Q: Why is the role of the primary care physician so important in delivering mental healthcare?
A: Dr. Baldwin - I think there's still a lot of stigma around mental healthcare, and so it makes it more comfortable for patients to often be seen for something else. I saw a lady yesterday who was coming on [the platform] for concerns about her diabetes and she was struggling with not taking her medicines. Come to find out she was depressed. And we discovered that through asking questions, listening. And so without being able to address her depression, her diabetes was never gonna get better controlled.
I think sometimes patients don't know that they have depression or anxiety or they're too afraid to talk about it. I also see women that think it's silly to take time out to talk about being anxious when in fact it really does impact their wellness. And so creating a, an environment that's safe that's comfortable and that's easy for them to talk about, really helps to, as a primary care physician, to really address these issues and help people to wellness.
Q: Can you talk about the benefits of identifying issues earlier?
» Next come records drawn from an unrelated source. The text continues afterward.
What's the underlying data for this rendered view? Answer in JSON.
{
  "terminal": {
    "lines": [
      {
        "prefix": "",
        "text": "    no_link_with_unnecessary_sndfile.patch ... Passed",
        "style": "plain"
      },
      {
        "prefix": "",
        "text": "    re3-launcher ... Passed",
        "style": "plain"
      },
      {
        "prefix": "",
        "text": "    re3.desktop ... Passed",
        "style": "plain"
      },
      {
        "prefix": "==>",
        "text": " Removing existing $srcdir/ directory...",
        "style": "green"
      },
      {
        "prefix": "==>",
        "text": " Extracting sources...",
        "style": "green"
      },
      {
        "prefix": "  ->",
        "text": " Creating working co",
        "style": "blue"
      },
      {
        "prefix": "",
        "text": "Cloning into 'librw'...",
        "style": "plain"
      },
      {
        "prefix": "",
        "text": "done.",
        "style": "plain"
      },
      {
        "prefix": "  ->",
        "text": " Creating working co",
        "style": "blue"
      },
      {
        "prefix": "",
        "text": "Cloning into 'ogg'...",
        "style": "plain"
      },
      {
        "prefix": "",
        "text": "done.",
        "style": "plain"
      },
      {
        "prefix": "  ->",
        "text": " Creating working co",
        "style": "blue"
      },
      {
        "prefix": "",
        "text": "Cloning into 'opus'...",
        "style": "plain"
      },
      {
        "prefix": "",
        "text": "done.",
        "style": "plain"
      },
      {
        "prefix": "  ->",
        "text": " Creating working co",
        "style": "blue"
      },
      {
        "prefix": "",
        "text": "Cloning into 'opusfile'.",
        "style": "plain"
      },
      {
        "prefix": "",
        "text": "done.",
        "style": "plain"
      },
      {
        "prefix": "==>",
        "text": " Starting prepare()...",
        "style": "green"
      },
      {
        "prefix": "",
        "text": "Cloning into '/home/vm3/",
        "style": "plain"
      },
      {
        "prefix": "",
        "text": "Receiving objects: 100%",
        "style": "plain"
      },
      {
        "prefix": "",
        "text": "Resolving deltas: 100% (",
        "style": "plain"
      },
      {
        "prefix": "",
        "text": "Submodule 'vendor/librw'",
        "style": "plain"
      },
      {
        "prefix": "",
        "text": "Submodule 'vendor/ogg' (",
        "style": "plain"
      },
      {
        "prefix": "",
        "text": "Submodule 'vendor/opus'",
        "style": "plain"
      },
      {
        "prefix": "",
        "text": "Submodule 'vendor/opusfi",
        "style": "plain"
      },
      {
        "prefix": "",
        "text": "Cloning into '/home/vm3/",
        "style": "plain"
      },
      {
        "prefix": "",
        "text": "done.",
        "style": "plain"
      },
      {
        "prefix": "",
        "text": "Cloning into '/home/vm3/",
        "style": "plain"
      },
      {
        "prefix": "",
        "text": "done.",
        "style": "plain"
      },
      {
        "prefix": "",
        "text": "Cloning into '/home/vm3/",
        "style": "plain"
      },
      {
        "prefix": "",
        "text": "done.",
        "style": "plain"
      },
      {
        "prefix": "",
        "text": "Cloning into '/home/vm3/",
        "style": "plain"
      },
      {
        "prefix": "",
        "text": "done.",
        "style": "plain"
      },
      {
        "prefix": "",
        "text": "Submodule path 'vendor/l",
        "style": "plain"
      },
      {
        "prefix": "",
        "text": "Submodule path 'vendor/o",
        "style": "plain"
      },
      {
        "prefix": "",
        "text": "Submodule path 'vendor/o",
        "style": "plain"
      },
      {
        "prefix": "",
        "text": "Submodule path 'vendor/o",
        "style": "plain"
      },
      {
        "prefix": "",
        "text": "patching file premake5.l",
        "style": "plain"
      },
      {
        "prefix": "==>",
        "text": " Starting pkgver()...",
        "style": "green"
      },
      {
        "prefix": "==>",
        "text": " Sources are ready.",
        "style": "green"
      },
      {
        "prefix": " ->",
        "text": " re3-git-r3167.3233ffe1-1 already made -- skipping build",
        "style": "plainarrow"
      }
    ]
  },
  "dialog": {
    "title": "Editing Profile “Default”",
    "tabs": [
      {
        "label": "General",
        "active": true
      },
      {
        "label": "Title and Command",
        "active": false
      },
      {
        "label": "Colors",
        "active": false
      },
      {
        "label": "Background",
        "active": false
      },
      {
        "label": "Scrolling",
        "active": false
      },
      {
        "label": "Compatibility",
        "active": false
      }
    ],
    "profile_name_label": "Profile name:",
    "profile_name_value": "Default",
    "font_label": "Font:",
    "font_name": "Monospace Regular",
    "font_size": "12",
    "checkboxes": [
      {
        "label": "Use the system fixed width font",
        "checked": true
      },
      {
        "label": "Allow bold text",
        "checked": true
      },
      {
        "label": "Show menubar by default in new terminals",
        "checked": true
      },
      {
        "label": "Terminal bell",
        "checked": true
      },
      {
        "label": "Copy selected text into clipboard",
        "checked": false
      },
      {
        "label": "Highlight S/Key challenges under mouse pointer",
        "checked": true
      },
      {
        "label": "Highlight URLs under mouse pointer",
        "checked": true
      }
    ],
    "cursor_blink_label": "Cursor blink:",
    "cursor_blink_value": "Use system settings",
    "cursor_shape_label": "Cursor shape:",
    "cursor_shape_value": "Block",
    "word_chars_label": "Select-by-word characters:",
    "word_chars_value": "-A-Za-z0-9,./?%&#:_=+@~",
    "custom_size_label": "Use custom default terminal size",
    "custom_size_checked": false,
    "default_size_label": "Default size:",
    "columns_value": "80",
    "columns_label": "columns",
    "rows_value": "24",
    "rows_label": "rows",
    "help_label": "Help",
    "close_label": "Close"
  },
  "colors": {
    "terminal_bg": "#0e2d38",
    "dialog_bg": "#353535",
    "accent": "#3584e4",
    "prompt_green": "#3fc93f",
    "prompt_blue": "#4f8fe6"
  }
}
A: Dr. Baldwin - Just like any other disease process, the earlier in the time that symptoms start showing up can make it easier to treat, but also preventing other comorbidities or issues down the line. For example a urinary tract infection that goes unnoticed or untreated can really lend itself to a kidney infection, sepsis requiring more healthcare cost as well as more potential for harm. Depression is the same way if depression goes unnoticed, untreated and unmanaged can lead to things like suicidal thoughts, poor productivity, possibly inpatient hospitalization. So the healthcare costs for mental health conditions really equal that of other diseases that we see in the medical field.
Q: What would you add onto that from the employer's perspective, in terms of treating mental health earlier and identifying issues sooner rather than later?
A: Sue - Employers are in a perfect position to make behavioral health resources more accessible. They are in an ideal position to address things like cost and assist with navigation. Aligning their culture to one of wellness allows for them to address the stigma that is still associated with reaching out for help. And I think overall, if employers and other plan sponsors can provide really well-rounded options so that there are multiple points in which somebody may be able to reach out for help through their employee assistance program, through their virtual primary care solution, through their health and wellness benefits and initiatives. That way they give people a number of different ways to think about accessing care. And they don't have to wait until somebody is diagnosed or their stressors have become a productivity, a job performance, or a really major life stressor, but keeping behavioral health in the forefront of how they talk with their employees about taking care of themselves.
Q: Why does it make such good business sense to be taking care of mental health issues?
A: Sue - Cost is a big driver. Healthcare spending overall increased more than 14% between 2016 and 2019, and 29% of that was related to mental health. Half of the millennials, 75% of the Gen Zers, indicate that they've left the job either voluntarily or not due to a mental health concern. And so employers are in a perfect position from a financial perspective to protect their interest and retain quality employees that are gonna be productive and help them meet their financial goals.